Source material ▸
-- Opening Marker --

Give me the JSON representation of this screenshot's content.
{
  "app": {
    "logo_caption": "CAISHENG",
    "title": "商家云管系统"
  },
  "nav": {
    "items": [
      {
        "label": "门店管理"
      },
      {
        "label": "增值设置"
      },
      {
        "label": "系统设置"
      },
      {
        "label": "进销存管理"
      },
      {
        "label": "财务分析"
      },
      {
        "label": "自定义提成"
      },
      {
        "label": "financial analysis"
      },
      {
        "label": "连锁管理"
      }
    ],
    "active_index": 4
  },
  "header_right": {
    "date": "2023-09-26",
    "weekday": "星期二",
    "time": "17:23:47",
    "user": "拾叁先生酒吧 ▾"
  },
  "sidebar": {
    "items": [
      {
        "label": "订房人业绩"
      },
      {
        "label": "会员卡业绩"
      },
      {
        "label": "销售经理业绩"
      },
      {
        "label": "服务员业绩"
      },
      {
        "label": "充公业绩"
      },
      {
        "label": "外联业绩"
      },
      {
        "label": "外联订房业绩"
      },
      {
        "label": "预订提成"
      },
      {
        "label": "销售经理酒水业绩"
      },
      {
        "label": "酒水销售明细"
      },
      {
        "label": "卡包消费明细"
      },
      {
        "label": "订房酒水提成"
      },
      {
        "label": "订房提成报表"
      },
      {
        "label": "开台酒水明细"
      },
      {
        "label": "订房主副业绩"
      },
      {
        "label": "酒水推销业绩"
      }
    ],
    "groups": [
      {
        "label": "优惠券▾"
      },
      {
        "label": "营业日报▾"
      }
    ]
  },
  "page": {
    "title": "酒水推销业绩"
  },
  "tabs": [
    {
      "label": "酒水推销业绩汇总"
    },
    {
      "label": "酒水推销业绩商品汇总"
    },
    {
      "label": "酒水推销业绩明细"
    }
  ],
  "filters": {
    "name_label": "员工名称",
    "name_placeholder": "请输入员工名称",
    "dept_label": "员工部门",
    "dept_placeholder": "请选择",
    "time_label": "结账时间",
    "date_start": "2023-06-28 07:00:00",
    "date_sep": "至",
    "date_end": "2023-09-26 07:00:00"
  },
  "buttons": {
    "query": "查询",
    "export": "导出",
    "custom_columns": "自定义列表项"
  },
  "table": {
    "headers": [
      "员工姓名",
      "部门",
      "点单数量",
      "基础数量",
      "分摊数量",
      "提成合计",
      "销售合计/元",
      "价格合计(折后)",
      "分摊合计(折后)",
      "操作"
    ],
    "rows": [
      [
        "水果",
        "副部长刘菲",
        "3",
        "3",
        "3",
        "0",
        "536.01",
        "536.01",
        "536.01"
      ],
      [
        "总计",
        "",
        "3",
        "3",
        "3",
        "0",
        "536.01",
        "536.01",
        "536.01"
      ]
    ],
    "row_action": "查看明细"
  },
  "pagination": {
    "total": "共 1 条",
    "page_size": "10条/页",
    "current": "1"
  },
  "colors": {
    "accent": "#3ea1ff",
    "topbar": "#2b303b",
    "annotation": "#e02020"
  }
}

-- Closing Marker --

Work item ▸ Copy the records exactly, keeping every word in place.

Response to this task ▸
Give me the JSON representation of this screenshot's content.
{
  "app": {
    "logo_caption": "CAISHENG",
    "title": "商家云管系统"
  },
  "nav": {
    "items": [
      {
        "label": "门店管理"
      },
      {
        "label": "增值设置"
      },
      {
        "label": "系统设置"
      },
      {
        "label": "进销存管理"
      },
      {
        "label": "财务分析"
      },
      {
        "label": "自定义提成"
      },
      {
        "label": "financial analysis"
      },
      {
        "label": "连锁管理"
      }
    ],
    "active_index": 4
  },
  "header_right": {
    "date": "2023-09-26",
    "weekday": "星期二",
    "time": "17:23:47",
    "user": "拾叁先生酒吧 ▾"
  },
  "sidebar": {
    "items": [
      {
        "label": "订房人业绩"
      },
      {
        "label": "会员卡业绩"
      },
      {
        "label": "销售经理业绩"
      },
      {
        "label": "服务员业绩"
      },
      {
        "label": "充公业绩"
      },
      {
        "label": "外联业绩"
      },
      {
        "label": "外联订房业绩"
      },
      {
        "label": "预订提成"
      },
      {
        "label": "销售经理酒水业绩"
      },
      {
        "label": "酒水销售明细"
      },
      {
        "label": "卡包消费明细"
      },
      {
        "label": "订房酒水提成"
      },
      {
        "label": "订房提成报表"
      },
      {
        "label": "开台酒水明细"
      },
      {
        "label": "订房主副业绩"
      },
      {
        "label": "酒水推销业绩"
      }
    ],
    "groups": [
      {
        "label": "优惠券▾"
      },
      {
        "label": "营业日报▾"
      }
    ]
  },
  "page": {
    "title": "酒水推销业绩"
  },
  "tabs": [
    {
      "label": "酒水推销业绩汇总"
    },
    {
      "label": "酒水推销业绩商品汇总"
    },
    {
      "label": "酒水推销业绩明细"
    }
  ],
  "filters": {
    "name_label": "员工名称",
    "name_placeholder": "请输入员工名称",
    "dept_label": "员工部门",
    "dept_placeholder": "请选择",
    "time_label": "结账时间",
    "date_start": "2023-06-28 07:00:00",
    "date_sep": "至",
    "date_end": "2023-09-26 07:00:00"
  },
  "buttons": {
    "query": "查询",
    "export": "导出",
    "custom_columns": "自定义列表项"
  },
  "table": {
    "headers": [
      "员工姓名",
      "部门",
      "点单数量",
      "基础数量",
      "分摊数量",
      "提成合计",
      "销售合计/元",
      "价格合计(折后)",
      "分摊合计(折后)",
      "操作"
    ],
    "rows": [
      [
        "水果",
        "副部长刘菲",
        "3",
        "3",
        "3",
        "0",
        "536.01",
        "536.01",
        "536.01"
      ],
      [
        "总计",
        "",
        "3",
        "3",
        "3",
        "0",
        "536.01",
        "536.01",
        "536.01"
      ]
    ],
    "row_action": "查看明细"
  },
  "pagination": {
    "total": "共 1 条",
    "page_size": "10条/页",
    "current": "1"
  },
  "colors": {
    "accent": "#3ea1ff",
    "topbar": "#2b303b",
    "annotation": "#e02020"
  }
}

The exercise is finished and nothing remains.